immigration

My anti-apartheid protest convictions nearly kept me out of Canada. Luckily, I had friends in high places. What though of those many people in our world, especially those seeking refuge from war and oppression, who do not?

 

A recent government report projects huge increases in employment but at least 72 percent of those jobs are to go to immigrants.

I was a bit startled by a report recently released by the Ministry of Business Industry and Employment which forecast an extra 480,000 jobs o

Last week National made some promises about water, and copped plenty of flak on the way. That move signalled the soft launch of National's election campaign, as it starts to tidy up the policies that put victory in September at risk

Old mates Bill English and Nick Smith dragged media to a muddy – but "good enough" – stream in west Auckland last week to announce plans to clean up rivers by 2040. But what the event really signified was National starting to clean up its political house before this September's election.

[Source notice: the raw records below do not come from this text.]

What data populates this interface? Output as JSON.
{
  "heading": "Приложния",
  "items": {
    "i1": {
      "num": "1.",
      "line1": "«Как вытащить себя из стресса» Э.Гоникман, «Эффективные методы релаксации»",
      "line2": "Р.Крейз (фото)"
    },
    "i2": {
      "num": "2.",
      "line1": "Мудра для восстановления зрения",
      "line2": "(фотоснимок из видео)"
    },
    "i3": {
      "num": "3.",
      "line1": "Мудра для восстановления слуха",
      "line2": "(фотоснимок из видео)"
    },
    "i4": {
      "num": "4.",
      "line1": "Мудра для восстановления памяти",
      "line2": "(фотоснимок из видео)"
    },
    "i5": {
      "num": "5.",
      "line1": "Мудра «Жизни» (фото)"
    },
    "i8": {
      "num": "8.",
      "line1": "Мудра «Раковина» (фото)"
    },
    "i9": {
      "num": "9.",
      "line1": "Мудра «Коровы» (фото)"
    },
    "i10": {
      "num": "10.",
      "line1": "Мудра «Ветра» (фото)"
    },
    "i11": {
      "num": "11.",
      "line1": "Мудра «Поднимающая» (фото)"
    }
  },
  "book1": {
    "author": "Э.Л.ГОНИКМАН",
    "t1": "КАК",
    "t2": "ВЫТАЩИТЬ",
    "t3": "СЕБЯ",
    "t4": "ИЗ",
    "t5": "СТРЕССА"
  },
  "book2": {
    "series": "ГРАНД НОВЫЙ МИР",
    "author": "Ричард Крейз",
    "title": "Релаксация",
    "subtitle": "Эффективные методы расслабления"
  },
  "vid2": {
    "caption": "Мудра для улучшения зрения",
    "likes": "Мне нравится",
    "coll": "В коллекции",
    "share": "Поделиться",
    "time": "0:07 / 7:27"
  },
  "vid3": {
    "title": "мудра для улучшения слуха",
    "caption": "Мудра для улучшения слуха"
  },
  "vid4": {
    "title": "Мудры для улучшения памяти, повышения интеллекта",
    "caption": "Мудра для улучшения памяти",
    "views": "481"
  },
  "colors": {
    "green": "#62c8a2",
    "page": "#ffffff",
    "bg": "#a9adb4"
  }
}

Blaming the Auckland housing bubble on immigrants is like saying 'cars are too expensive in New Zealand because the Chinese are buying all our cars.’

It fails to correctly define the real problem - which is affordability, not immigration. The average wage can no longer buy the average house.

Margaret Mutu has stirred the pot with comments about restricting white immigration. But the true bite comes in her claim that she can't be racist, a claim that no longer holds water

Immigration has long been dry tinder throughout the western world, easily ignited by fiery words. We've seen it in New Zealand, from the poll tax and Chinese:cargo ratio imposed by government in 1881, through the dawn raids of the 1970s, to Winston Peter's anti-Asian rhetoric of the 1990s. Enter, Professor Margaret Mutu.